(I got as far as coming up with "Model, View, Bunk" as the post title, and quoting from pages 4–6 in the introductory chapter of Design Patterns, which highlights the key design patterns in Smalltalk MVC, and contrasting that with web framework "MVC", which is built upon none of those patterns and resembles MVC only insofar as it has a component called "model", a component called "view", and, well, I guess we'll just call some of the other bits "controller" so we can hijack the name; and, inspired by Martin Fowler's attempt to introduce the term "dependency injection" to specifically identify that concept and distinguish it from the term "inversion of control" which people had been using to talk about it, deciding to come up with an alternative name for what the principal components of web framework "MVC" should really be called, for which I'd come up with a tentative, uninspiring proposal in "Action, State, Template".
See how long that sentence is? Writing that more clearly would be much more effort, as Blaise Pascal, Mark Twain, Henry Thoreau, St Augustine and Cicero are all claimed to have wisecracked.
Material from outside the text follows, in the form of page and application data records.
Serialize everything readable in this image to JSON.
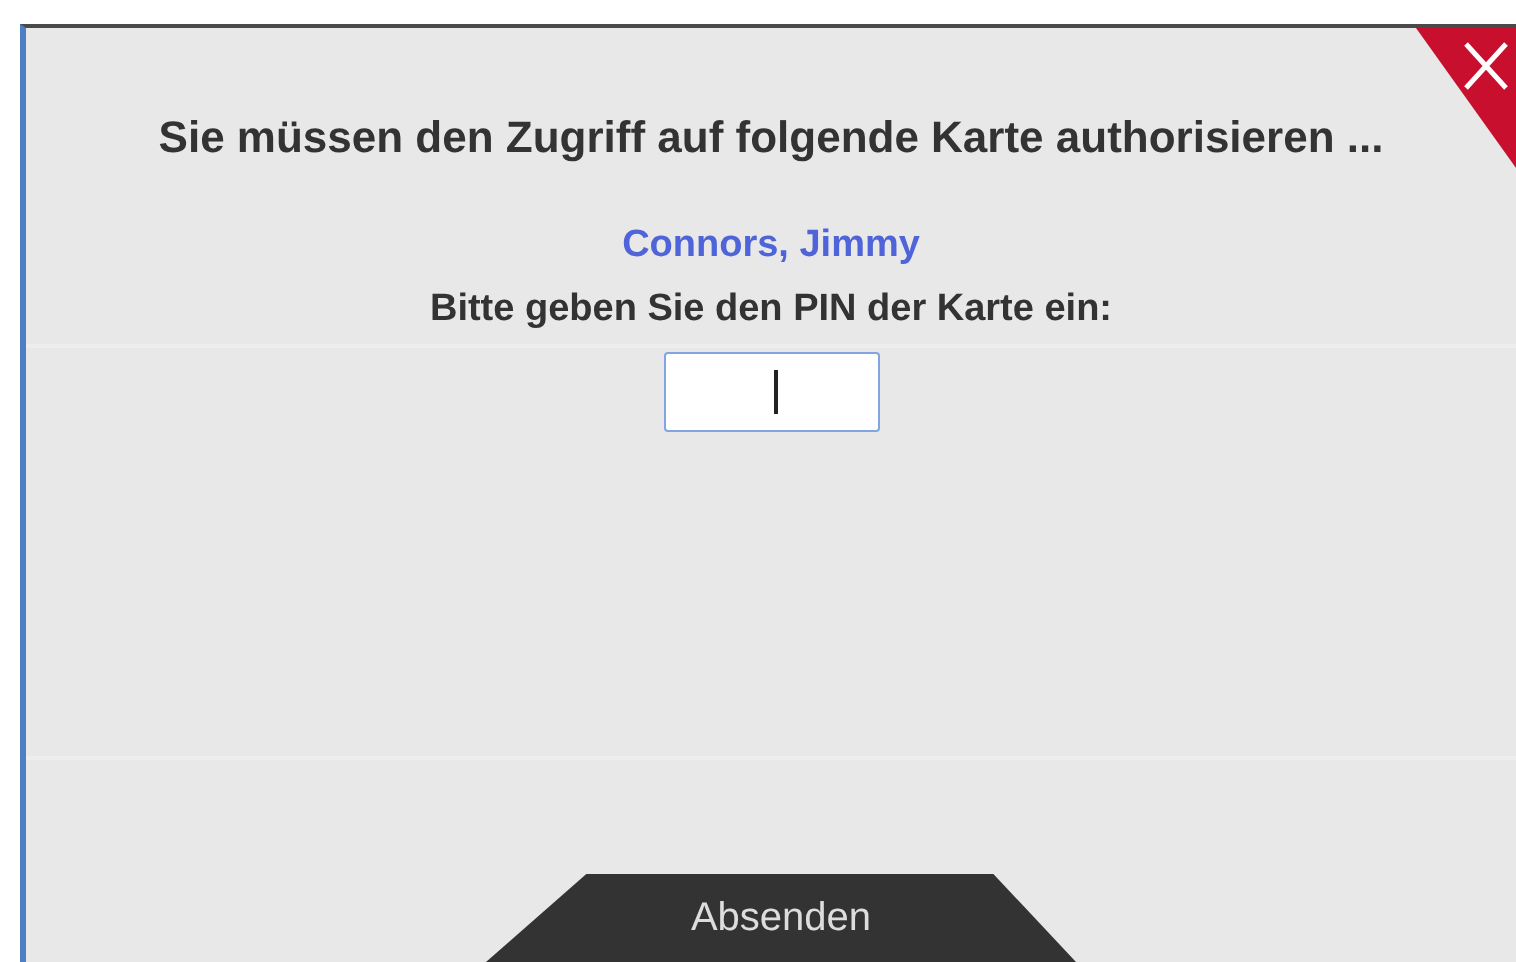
{
  "dialog": {
    "title": "Sie müssen den Zugriff auf folgende Karte authorisieren ...",
    "card_name": "Connors, Jimmy",
    "prompt": "Bitte geben Sie den PIN der Karte ein:",
    "submit": "Absenden"
  }
}
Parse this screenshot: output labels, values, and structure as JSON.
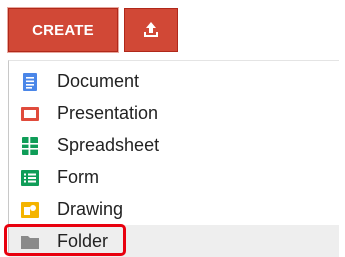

It has taken me half an hour to write this introduction to a link as it is. Well, I started half an hour ago. That's not quite the same thing.)
Anyway, it hasn't happened yet, but at least somebody seems to share my opinion on the subject: on Tim Bray's blog where he writes about web frameworks which mis-abstract the web, Simon Willison tells a sad story about Django and the "MVC" label:
We used to avoid describing Django as MVC because it simply didn't mesh with our understanding of the MVC design pattern. In classic MVC, the controller is this magic piece of code that keeps the view and model in sync. The way the term controller is used for Web frameworks just didn't seem right to us. [...] Of course that just led to people criticising Django as "not MVC", which was ridiculous. So these days we tend to just call it MVC and put up with the discomfort.
All timestamps are Melbourne time.